Directions for this task:
An exact restatement of all the data is required, with the pictures left out.

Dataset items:

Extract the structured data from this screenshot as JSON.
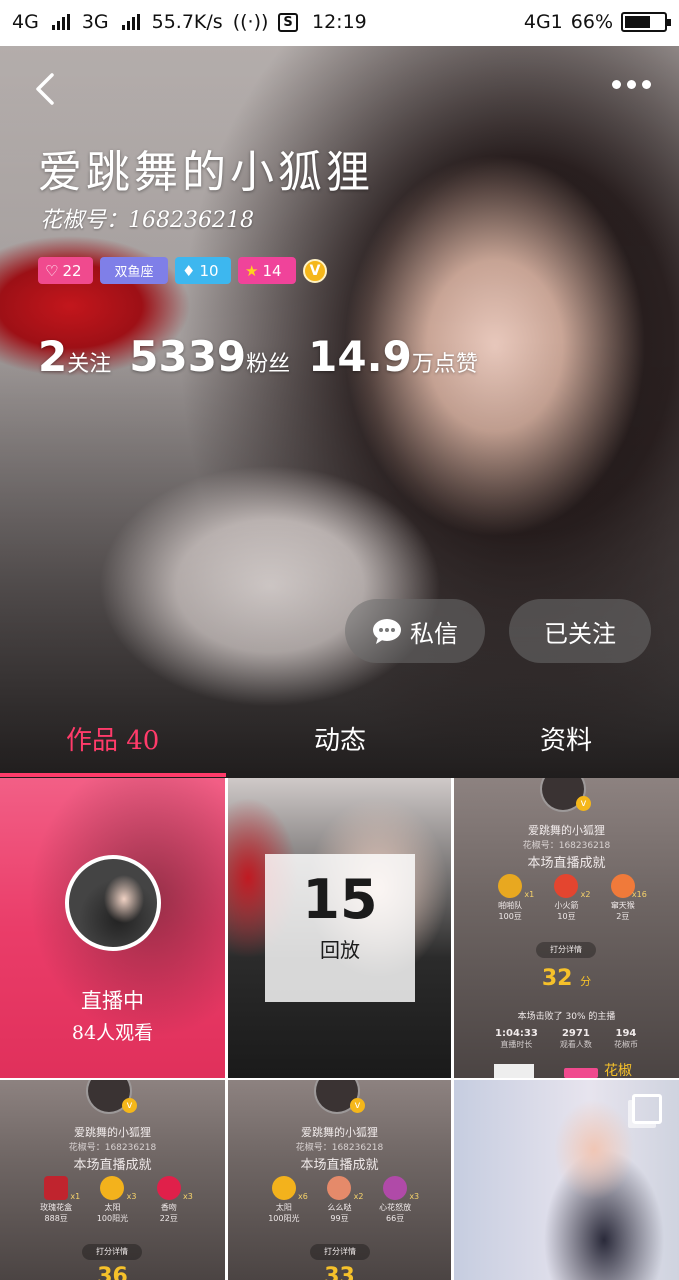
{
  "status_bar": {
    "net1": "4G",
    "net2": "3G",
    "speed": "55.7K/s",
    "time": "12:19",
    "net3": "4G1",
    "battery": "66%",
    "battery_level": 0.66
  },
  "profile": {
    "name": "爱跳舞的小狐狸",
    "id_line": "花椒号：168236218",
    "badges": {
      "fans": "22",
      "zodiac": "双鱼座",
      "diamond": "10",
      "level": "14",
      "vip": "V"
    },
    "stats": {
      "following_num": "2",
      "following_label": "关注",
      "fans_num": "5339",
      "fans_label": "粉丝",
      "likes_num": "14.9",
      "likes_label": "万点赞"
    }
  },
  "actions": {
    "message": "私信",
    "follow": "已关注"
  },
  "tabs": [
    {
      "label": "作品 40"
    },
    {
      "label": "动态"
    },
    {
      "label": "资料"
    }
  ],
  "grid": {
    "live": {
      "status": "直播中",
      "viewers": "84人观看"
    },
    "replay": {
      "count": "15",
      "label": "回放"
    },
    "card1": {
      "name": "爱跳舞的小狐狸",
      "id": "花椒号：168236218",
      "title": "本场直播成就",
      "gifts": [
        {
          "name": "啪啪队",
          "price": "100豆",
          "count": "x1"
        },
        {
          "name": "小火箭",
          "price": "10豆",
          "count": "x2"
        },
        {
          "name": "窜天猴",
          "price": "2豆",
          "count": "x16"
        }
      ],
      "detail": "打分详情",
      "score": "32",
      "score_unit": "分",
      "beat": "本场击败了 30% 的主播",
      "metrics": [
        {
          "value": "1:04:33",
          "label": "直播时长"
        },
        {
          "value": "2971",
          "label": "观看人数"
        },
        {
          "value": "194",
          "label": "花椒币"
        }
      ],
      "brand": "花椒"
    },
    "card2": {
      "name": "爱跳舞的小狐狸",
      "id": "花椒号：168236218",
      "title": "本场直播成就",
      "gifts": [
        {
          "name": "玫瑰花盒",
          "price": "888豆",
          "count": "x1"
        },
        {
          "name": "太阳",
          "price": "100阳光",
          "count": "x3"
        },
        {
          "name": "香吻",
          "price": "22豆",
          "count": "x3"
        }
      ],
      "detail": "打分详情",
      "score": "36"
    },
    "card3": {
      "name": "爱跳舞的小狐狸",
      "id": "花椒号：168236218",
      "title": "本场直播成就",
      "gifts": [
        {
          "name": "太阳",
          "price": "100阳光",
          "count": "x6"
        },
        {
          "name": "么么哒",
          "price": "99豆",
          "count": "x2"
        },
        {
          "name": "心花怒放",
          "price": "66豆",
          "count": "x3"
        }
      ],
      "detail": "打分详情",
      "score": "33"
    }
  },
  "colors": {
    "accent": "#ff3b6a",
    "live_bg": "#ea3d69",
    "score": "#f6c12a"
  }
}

Answer space:
Extract the structured data from this screenshot as JSON.
{
  "status_bar": {
    "net1": "4G",
    "net2": "3G",
    "speed": "55.7K/s",
    "time": "12:19",
    "net3": "4G1",
    "battery": "66%",
    "battery_level": 0.66
  },
  "profile": {
    "name": "爱跳舞的小狐狸",
    "id_line": "花椒号：168236218",
    "badges": {
      "fans": "22",
      "zodiac": "双鱼座",
      "diamond": "10",
      "level": "14",
      "vip": "V"
    },
    "stats": {
      "following_num": "2",
      "following_label": "关注",
      "fans_num": "5339",
      "fans_label": "粉丝",
      "likes_num": "14.9",
      "likes_label": "万点赞"
    }
  },
  "actions": {
    "message": "私信",
    "follow": "已关注"
  },
  "tabs": [
    {
      "label": "作品 40"
    },
    {
      "label": "动态"
    },
    {
      "label": "资料"
    }
  ],
  "grid": {
    "live": {
      "status": "直播中",
      "viewers": "84人观看"
    },
    "replay": {
      "count": "15",
      "label": "回放"
    },
    "card1": {
      "name": "爱跳舞的小狐狸",
      "id": "花椒号：168236218",
      "title": "本场直播成就",
      "gifts": [
        {
          "name": "啪啪队",
          "price": "100豆",
          "count": "x1"
        },
        {
          "name": "小火箭",
          "price": "10豆",
          "count": "x2"
        },
        {
          "name": "窜天猴",
          "price": "2豆",
          "count": "x16"
        }
      ],
      "detail": "打分详情",
      "score": "32",
      "score_unit": "分",
      "beat": "本场击败了 30% 的主播",
      "metrics": [
        {
          "value": "1:04:33",
          "label": "直播时长"
        },
        {
          "value": "2971",
          "label": "观看人数"
        },
        {
          "value": "194",
          "label": "花椒币"
        }
      ],
      "brand": "花椒"
    },
    "card2": {
      "name": "爱跳舞的小狐狸",
      "id": "花椒号：168236218",
      "title": "本场直播成就",
      "gifts": [
        {
          "name": "玫瑰花盒",
          "price": "888豆",
          "count": "x1"
        },
        {
          "name": "太阳",
          "price": "100阳光",
          "count": "x3"
        },
        {
          "name": "香吻",
          "price": "22豆",
          "count": "x3"
        }
      ],
      "detail": "打分详情",
      "score": "36"
    },
    "card3": {
      "name": "爱跳舞的小狐狸",
      "id": "花椒号：168236218",
      "title": "本场直播成就",
      "gifts": [
        {
          "name": "太阳",
          "price": "100阳光",
          "count": "x6"
        },
        {
          "name": "么么哒",
          "price": "99豆",
          "count": "x2"
        },
        {
          "name": "心花怒放",
          "price": "66豆",
          "count": "x3"
        }
      ],
      "detail": "打分详情",
      "score": "33"
    }
  },
  "colors": {
    "accent": "#ff3b6a",
    "live_bg": "#ea3d69",
    "score": "#f6c12a"
  }
}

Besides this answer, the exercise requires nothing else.